Problem to solve: How many lines in the data below include the word "subtitle"? Respond with the number, nothing more.

Entries supplied:
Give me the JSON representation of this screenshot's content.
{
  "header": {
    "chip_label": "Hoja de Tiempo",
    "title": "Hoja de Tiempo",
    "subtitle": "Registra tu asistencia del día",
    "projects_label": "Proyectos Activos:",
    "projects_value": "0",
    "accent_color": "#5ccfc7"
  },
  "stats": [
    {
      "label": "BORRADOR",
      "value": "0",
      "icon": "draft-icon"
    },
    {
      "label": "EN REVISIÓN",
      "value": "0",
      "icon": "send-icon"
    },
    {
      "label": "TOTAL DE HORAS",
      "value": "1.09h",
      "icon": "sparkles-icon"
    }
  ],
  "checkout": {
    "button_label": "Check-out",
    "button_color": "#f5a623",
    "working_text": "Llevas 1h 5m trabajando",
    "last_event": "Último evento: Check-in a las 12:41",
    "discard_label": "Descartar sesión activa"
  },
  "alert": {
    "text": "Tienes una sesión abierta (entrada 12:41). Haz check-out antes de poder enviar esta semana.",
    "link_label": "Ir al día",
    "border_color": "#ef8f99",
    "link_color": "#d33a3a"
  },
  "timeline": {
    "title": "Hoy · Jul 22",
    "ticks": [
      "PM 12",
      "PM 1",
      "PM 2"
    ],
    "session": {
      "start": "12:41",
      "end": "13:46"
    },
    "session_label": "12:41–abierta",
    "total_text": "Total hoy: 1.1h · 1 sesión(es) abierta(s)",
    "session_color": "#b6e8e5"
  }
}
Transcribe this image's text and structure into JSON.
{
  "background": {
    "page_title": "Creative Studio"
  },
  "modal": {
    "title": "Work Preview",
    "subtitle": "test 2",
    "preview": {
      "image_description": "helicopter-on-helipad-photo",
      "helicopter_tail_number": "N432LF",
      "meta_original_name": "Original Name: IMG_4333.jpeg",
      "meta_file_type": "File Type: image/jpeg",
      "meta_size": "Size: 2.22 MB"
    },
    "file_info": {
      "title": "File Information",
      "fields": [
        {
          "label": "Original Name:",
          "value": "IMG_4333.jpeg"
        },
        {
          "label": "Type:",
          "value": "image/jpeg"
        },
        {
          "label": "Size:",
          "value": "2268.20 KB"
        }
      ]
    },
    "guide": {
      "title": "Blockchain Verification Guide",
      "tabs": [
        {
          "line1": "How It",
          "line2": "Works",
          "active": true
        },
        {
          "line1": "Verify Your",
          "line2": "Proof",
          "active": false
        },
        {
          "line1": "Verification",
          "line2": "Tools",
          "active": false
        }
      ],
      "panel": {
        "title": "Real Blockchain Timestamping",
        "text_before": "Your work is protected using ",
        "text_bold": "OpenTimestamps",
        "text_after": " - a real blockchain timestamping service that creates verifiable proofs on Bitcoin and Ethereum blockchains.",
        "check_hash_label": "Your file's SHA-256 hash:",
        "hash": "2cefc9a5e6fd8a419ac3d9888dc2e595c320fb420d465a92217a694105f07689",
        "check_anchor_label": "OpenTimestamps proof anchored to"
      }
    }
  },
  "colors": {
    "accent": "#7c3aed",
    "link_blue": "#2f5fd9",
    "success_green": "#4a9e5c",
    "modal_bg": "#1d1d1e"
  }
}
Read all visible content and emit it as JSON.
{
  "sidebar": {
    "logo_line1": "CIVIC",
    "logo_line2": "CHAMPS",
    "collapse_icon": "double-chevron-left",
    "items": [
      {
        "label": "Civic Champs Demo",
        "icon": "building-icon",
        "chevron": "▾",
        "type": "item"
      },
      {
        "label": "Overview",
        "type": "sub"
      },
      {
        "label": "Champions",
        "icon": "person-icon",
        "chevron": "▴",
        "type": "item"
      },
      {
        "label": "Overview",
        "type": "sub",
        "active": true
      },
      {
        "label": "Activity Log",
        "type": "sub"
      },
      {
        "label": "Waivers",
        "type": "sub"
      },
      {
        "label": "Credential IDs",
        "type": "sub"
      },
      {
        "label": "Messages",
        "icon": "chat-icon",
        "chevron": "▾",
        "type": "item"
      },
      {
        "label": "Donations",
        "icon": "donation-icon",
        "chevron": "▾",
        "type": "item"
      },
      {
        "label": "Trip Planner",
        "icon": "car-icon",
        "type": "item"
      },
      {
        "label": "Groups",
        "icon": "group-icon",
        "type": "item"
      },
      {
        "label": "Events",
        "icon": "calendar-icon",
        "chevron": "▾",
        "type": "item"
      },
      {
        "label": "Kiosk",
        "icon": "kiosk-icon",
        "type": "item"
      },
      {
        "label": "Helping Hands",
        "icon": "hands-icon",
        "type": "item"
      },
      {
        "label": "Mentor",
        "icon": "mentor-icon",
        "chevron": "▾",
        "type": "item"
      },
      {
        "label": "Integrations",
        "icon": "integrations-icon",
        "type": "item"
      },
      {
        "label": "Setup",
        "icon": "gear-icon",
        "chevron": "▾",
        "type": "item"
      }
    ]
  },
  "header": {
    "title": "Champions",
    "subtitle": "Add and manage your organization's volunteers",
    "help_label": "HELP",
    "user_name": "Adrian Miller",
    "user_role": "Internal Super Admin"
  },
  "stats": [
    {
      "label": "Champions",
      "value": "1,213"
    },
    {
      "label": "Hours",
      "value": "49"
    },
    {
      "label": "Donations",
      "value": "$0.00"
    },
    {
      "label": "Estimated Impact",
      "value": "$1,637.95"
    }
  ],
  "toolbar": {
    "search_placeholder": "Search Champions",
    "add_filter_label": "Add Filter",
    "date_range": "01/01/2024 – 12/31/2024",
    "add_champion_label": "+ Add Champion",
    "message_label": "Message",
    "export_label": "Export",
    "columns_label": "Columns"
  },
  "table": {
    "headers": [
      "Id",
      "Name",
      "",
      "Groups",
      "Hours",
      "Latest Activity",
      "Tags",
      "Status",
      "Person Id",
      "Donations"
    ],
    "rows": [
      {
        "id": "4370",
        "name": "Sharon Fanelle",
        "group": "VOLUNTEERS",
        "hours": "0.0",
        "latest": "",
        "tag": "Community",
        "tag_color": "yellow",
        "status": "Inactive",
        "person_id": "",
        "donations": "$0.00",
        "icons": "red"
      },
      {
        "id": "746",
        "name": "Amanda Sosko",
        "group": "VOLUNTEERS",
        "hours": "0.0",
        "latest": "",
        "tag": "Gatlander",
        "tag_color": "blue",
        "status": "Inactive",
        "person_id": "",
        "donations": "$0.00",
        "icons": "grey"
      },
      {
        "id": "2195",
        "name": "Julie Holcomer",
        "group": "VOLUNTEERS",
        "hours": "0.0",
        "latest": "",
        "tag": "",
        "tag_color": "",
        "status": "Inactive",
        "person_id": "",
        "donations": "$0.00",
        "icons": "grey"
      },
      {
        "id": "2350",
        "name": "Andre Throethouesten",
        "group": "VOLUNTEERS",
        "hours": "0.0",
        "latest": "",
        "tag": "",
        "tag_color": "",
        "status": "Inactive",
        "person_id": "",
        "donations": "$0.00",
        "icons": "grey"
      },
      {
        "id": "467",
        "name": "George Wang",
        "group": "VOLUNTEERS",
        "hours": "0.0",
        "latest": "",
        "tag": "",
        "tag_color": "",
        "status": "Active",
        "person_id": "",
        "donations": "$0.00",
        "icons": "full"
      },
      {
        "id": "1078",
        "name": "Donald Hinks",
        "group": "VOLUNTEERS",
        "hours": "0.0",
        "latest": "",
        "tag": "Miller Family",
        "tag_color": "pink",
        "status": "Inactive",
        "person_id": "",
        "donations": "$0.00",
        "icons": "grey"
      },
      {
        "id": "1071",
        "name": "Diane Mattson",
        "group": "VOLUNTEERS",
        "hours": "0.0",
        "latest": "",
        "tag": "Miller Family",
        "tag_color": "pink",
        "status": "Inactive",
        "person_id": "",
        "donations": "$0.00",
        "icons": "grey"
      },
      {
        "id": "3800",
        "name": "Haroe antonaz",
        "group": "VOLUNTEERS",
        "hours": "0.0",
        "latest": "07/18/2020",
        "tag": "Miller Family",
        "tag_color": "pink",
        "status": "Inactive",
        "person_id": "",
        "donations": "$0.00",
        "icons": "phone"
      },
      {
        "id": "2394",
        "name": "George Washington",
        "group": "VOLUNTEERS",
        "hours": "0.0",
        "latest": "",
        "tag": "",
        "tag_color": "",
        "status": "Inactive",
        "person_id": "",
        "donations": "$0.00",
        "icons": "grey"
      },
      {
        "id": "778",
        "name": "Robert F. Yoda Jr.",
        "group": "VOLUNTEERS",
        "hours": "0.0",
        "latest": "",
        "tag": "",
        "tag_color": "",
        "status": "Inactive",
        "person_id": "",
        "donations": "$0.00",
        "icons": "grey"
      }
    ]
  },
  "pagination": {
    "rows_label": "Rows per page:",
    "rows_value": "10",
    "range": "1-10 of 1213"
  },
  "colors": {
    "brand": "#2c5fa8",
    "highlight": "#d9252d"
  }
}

Solution: 3